In other words, the government is buying $250 billion in preferred stock from America’s largest banks and in the process is fundamentally changing the nation's historic hands-off relationship between government and the private sector.
Under the plan, the US government would take preferred stock in Bank of America , Wells Fargo , Citigroup , JPMorgan Chase , Goldman Sachs , Morgan Stanley and Bank of New York , State Street and Merrill Lynch .
Although the plan is similar to measures being implemented in Europe some opponent worry that it’s a move away from capitalism.
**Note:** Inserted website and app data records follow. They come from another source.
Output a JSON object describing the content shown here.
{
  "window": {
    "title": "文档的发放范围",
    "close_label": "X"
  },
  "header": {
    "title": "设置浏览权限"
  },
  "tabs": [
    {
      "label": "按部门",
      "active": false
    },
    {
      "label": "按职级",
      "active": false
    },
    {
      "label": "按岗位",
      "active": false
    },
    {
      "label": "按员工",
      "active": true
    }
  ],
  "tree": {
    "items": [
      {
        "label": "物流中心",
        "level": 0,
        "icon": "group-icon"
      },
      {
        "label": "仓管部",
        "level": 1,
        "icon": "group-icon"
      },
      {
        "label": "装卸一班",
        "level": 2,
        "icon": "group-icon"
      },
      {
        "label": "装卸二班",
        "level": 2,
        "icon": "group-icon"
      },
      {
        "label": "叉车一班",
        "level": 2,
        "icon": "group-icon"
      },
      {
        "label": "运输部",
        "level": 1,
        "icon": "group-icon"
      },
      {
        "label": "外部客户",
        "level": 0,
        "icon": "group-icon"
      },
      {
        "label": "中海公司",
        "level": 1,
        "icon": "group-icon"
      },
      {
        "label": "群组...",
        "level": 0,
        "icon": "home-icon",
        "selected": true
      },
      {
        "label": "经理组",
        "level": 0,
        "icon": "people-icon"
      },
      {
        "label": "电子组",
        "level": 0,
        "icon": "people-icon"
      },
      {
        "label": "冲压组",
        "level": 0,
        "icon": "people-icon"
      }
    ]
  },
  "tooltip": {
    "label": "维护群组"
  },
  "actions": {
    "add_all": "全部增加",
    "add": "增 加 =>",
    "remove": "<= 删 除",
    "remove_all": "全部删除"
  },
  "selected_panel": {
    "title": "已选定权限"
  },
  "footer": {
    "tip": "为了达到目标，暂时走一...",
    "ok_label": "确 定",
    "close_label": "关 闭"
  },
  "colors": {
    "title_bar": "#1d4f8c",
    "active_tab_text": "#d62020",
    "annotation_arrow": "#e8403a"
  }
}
Jeff Macke is one of them. "I think we’re clearly becoming socialist," says an irate Lone Wolf. "I think the only bank stocks to own are the 9 above."
"I’m concerned myself," adds Karen Finerman. "A lot of companies have gotten themselves in trouble with debt and now the world is saying to us that we have to get our house in order before they will buy more U.S. debt. And it's not great for the dollar."
Guy Adami thinks the move might be too short-sighted. "In the short term oil and gasoline went lower but there’s talk about an “inflation holocaust” and that could be the next big problem in a year or two," says Adami.
Tim Seymour has reservations about other bailouts which may be imminent. "I don’t feel any more confident about the auto sector or the airline sector," he adds . "Maybe those are two more sector that we should socialize."
"I expect to see more volatility," adds Pete Najarian. "Don't be surprised by more 800 point moves."
What do you think? Tell us now.
Got something to to say? Send us an e-mail at firstname.lastname@example.org and your comment might be posted on the Rapid Recap! If you'd prefer to make a comment but not have it published on our website send your e-mail to .
Trader disclosure: On Oct. 14, 2008, the following stocks and commodities mentioned or intended to be mentioned on CNBC’s Fast Money were owned by the Fast Money traders; Adami Owns (AGU), (BTU), (C), (GS), (INTC), (MSFT), (NUE); Macke Owns (MSFT), (BNI), (WMT); Seymour Owns (AAPL), (F), (MER); Najarian Owns (AAPL) And (AAPL) Puts; Najarian Owns (GS) And Is Short (GS) Calls; Najarian Owns (INTC) Call Spread; Najarian Owns (MS), Owns (MS) Puts, Is Short (MS) Calls; Najarian Owns (NCC) Calls; Najarian Owns (RF) And Is Short (RF) Calls; Najarian Owns (UNG) And Is Short (UNG) Calls; Finerman Owns (GS); Finerman's Firm Owns (DNA) Call Spreads; Finerman's Firm Owns (MSFT); Finerman's Firm Is Short (SPG), (IJR), (MDY), (SPY), (IWM), (USO), (BBT), (COF) ; Finerman's Firm Owns (JNJ); Finerman's Firm Owns (MRK)
Charles Schwab Is A Sponsor Of "Fast Money"; GE Is The Parent Company Of CNBC